General: Reference and Related Resources


The Circadian Code by Satchin Panda
The Molecule of More; Daniel Z. Lieberman and Michael E. Long
Move; How New Science of Body Movement can set your Mind Free Caroline Williams,


Huberman Lab  5 Stars!!! Cindy’s favourite
Lifespan Podcast
Harvard Lab Website

Bonus Lecture On Processed Food (related subject of interest)

Dr. Lustig’s lecture : Is a Calorie a Calorie? Processed Food, Experiment Gone Wrong

Relaxation Tools

NSDR (non sleep deep rest) Non-Sleep Deep Rest (NSDR): A Science Supported tool for De-Stress and Relaxation

Trusted Supplement Information:

Some of the benefits of matching sleeping and eating schedules to circadian cycle.

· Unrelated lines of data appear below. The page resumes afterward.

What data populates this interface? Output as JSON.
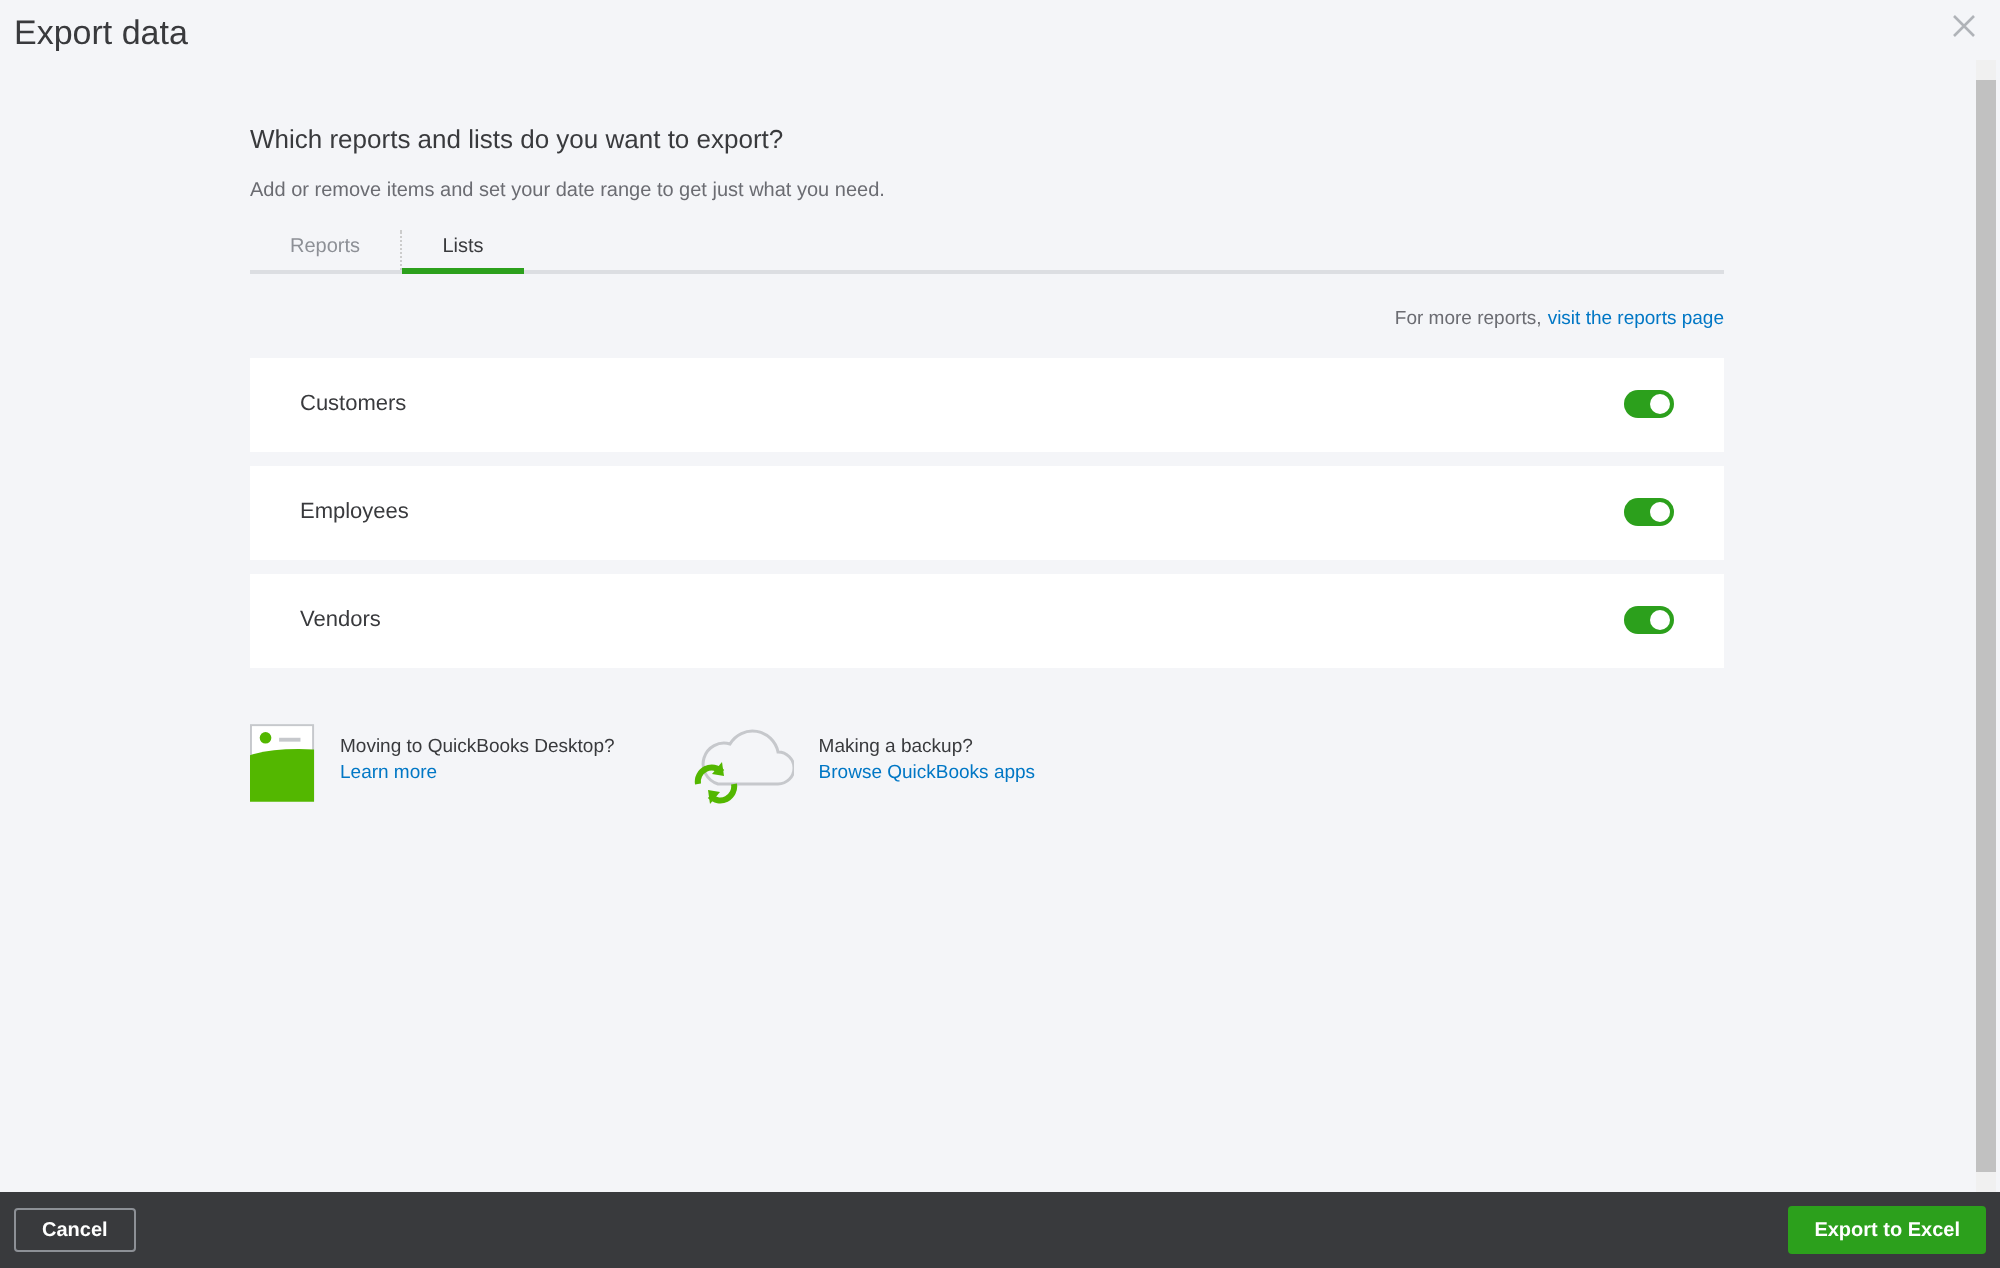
{
  "window": {
    "title": "Export data"
  },
  "heading": "Which reports and lists do you want to export?",
  "subheading": "Add or remove items and set your date range to get just what you need.",
  "tabs": [
    {
      "label": "Reports",
      "selected": false
    },
    {
      "label": "Lists",
      "selected": true
    }
  ],
  "more_reports": {
    "text": "For more reports,",
    "link": "visit the reports page"
  },
  "lists": [
    {
      "name": "Customers",
      "on": true
    },
    {
      "name": "Employees",
      "on": true
    },
    {
      "name": "Vendors",
      "on": true
    }
  ],
  "promos": [
    {
      "kind": "desktop",
      "title": "Moving to QuickBooks Desktop?",
      "link": "Learn more"
    },
    {
      "kind": "backup",
      "title": "Making a backup?",
      "link": "Browse QuickBooks apps"
    }
  ],
  "footer": {
    "cancel": "Cancel",
    "export": "Export to Excel"
  }
}
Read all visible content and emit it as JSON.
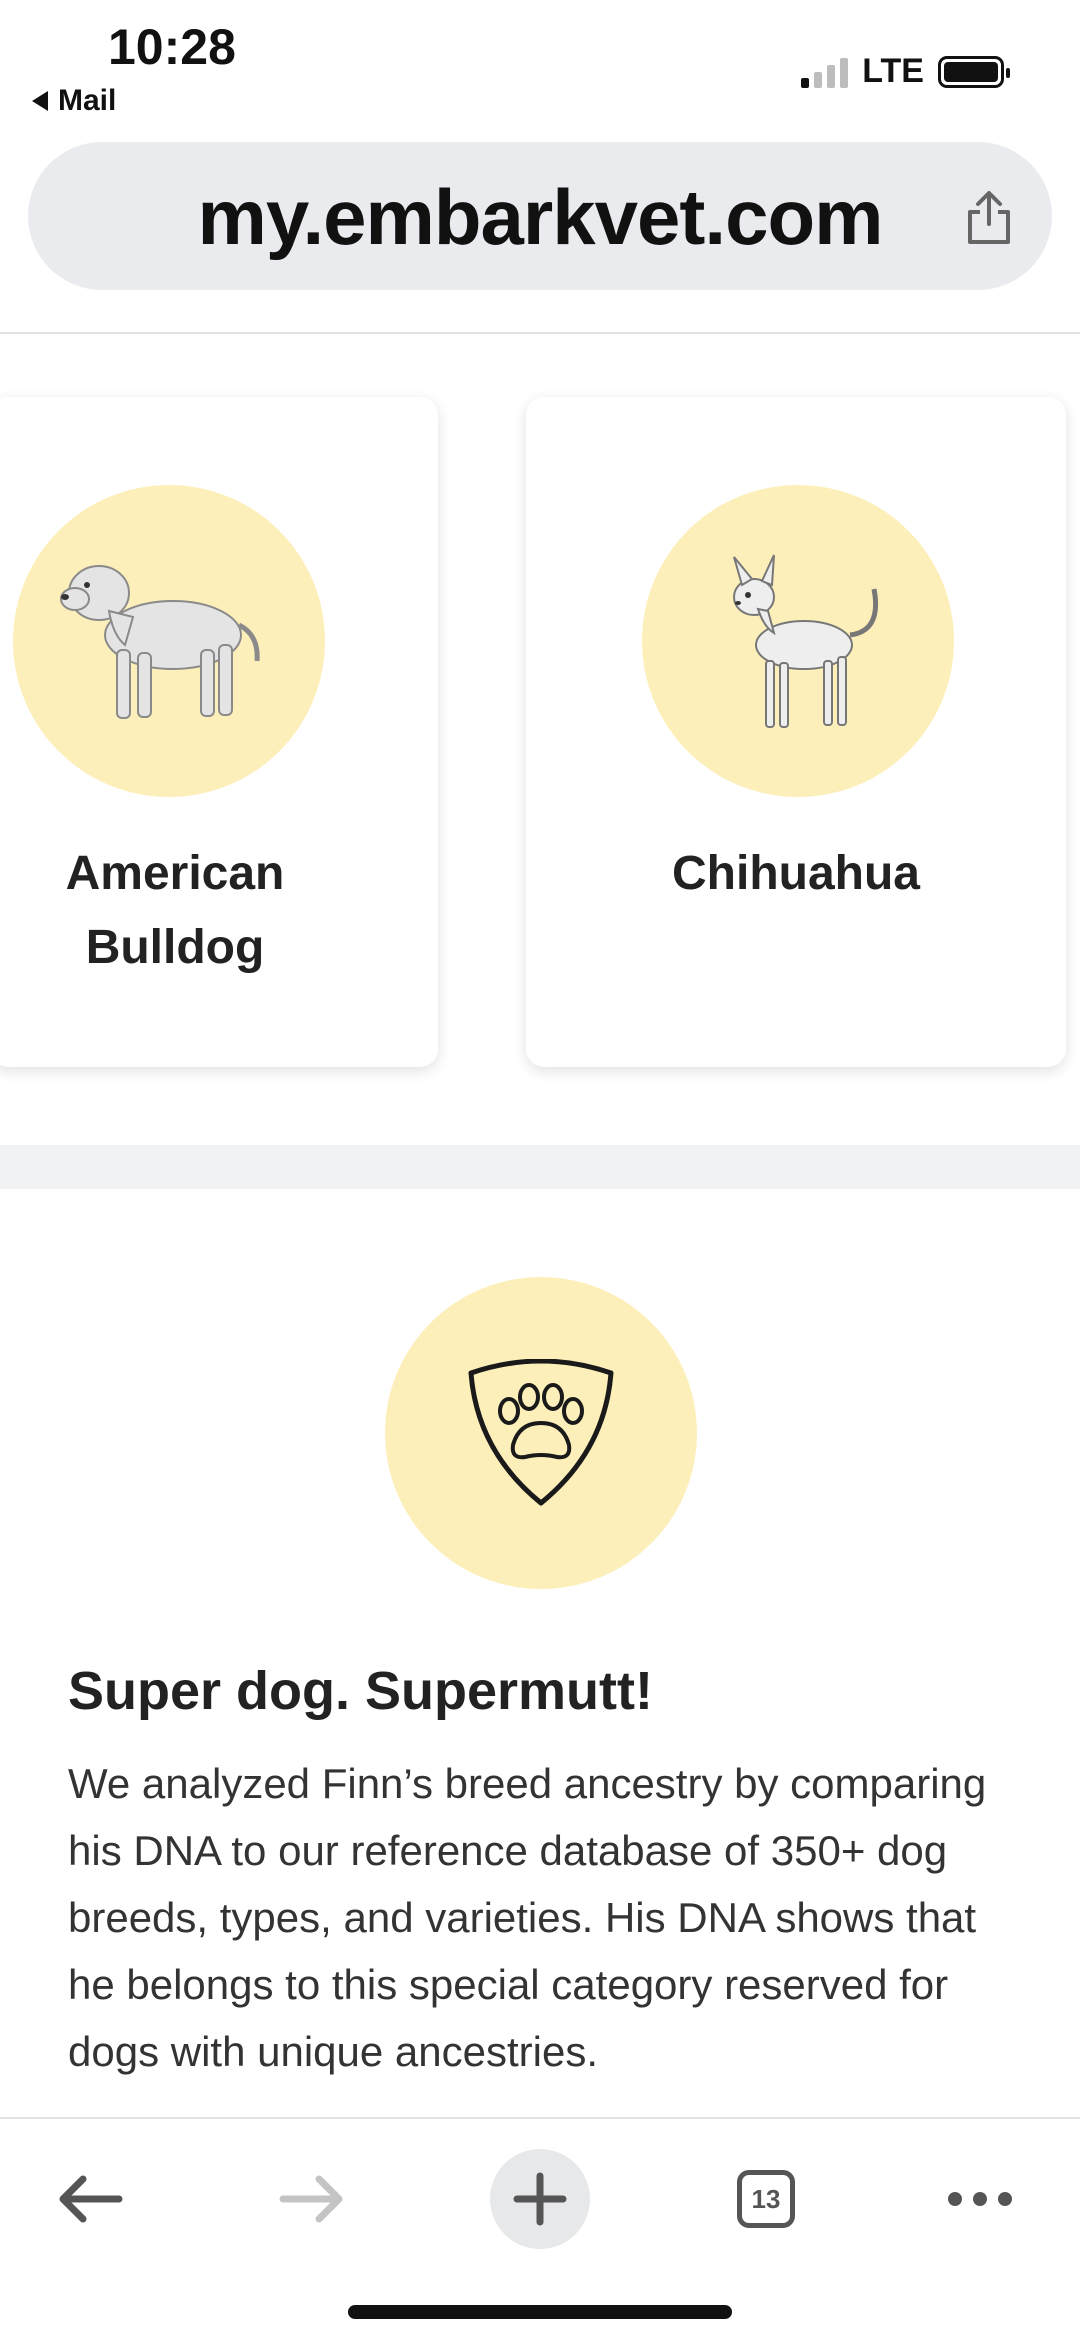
{
  "status_bar": {
    "time": "10:28",
    "back_app": "Mail",
    "network": "LTE"
  },
  "browser": {
    "url": "my.embarkvet.com",
    "tab_count": "13"
  },
  "breeds": [
    {
      "name": "American Bulldog"
    },
    {
      "name": "Chihuahua"
    }
  ],
  "supermutt": {
    "title": "Super dog. Supermutt!",
    "body": "We analyzed Finn’s breed ancestry by comparing his DNA to our reference database of 350+ dog breeds, types, and varieties. His DNA shows that he belongs to this special category reserved for dogs with unique ancestries."
  },
  "colors": {
    "circle_bg": "#fdefb9",
    "url_bar_bg": "#e9ebee",
    "text_dark": "#222222"
  },
  "icons": [
    "back-arrow-icon",
    "forward-arrow-icon",
    "plus-icon",
    "tabs-icon",
    "more-icon",
    "share-icon",
    "shield-paw-icon"
  ]
}
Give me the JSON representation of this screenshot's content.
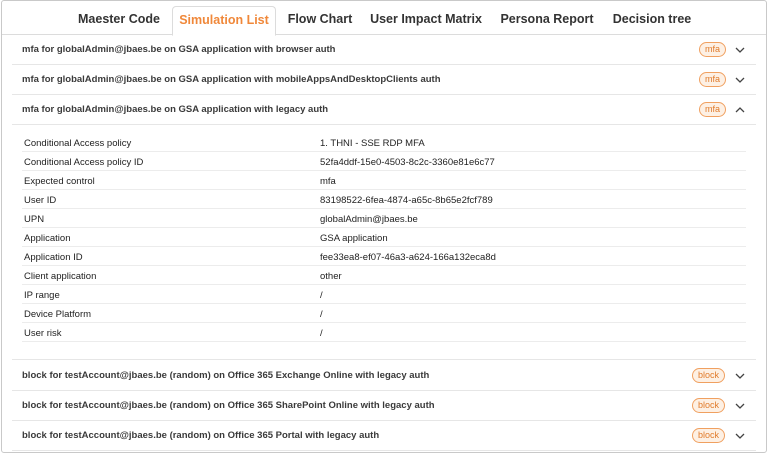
{
  "tabs": [
    {
      "label": "Maester Code",
      "active": false
    },
    {
      "label": "Simulation List",
      "active": true
    },
    {
      "label": "Flow Chart",
      "active": false
    },
    {
      "label": "User Impact Matrix",
      "active": false
    },
    {
      "label": "Persona Report",
      "active": false
    },
    {
      "label": "Decision tree",
      "active": false
    }
  ],
  "simulations": [
    {
      "title": "mfa for globalAdmin@jbaes.be on GSA application with browser auth",
      "badge": "mfa",
      "expanded": false
    },
    {
      "title": "mfa for globalAdmin@jbaes.be on GSA application with mobileAppsAndDesktopClients auth",
      "badge": "mfa",
      "expanded": false
    },
    {
      "title": "mfa for globalAdmin@jbaes.be on GSA application with legacy auth",
      "badge": "mfa",
      "expanded": true
    },
    {
      "title": "block for testAccount@jbaes.be (random) on Office 365 Exchange Online with legacy auth",
      "badge": "block",
      "expanded": false
    },
    {
      "title": "block for testAccount@jbaes.be (random) on Office 365 SharePoint Online with legacy auth",
      "badge": "block",
      "expanded": false
    },
    {
      "title": "block for testAccount@jbaes.be (random) on Office 365 Portal with legacy auth",
      "badge": "block",
      "expanded": false
    }
  ],
  "details": [
    {
      "key": "Conditional Access policy",
      "value": "1. THNI - SSE RDP MFA"
    },
    {
      "key": "Conditional Access policy ID",
      "value": "52fa4ddf-15e0-4503-8c2c-3360e81e6c77"
    },
    {
      "key": "Expected control",
      "value": "mfa"
    },
    {
      "key": "User ID",
      "value": "83198522-6fea-4874-a65c-8b65e2fcf789"
    },
    {
      "key": "UPN",
      "value": "globalAdmin@jbaes.be"
    },
    {
      "key": "Application",
      "value": "GSA application"
    },
    {
      "key": "Application ID",
      "value": "fee33ea8-ef07-46a3-a624-166a132eca8d"
    },
    {
      "key": "Client application",
      "value": "other"
    },
    {
      "key": "IP range",
      "value": "/"
    },
    {
      "key": "Device Platform",
      "value": "/"
    },
    {
      "key": "User risk",
      "value": "/"
    }
  ],
  "colors": {
    "accent": "#f0883a",
    "badge_border": "#f0a060",
    "badge_bg": "#fdf0e4"
  },
  "icons": {
    "collapsed": "chevron-down-icon",
    "expanded": "chevron-up-icon"
  }
}
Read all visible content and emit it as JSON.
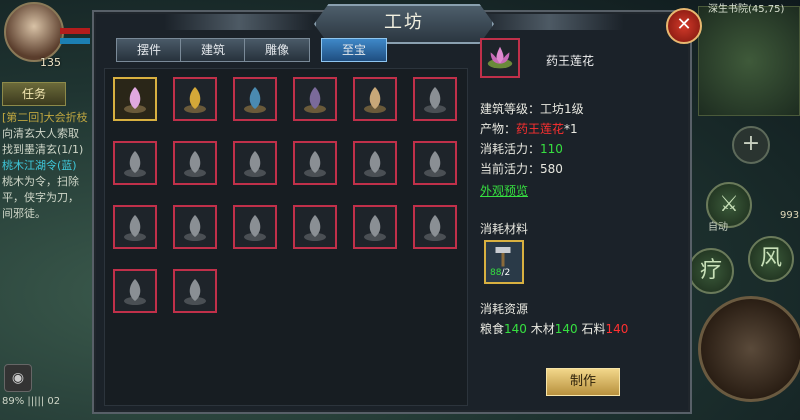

  • Longer life
  • Ability to handle financial, personal and work-related stress
  • Reduction of all memory related dementia illness including Alzheimer’s
  • Improved learning, attention, and concentration
  • Fat loss
  • Reduce blood pressure, lower blood glucose
  • Reduces the risk of diabetes
  • Maintains and improves organ health including reducing the risk of heart disease and liver disease
  • Facilitates muscle repair and growth
  • Reduces inflammation
  • Revitalizes and boosts the immune system and help recover from illness
  • Gut health
  • Consistent sleep pattern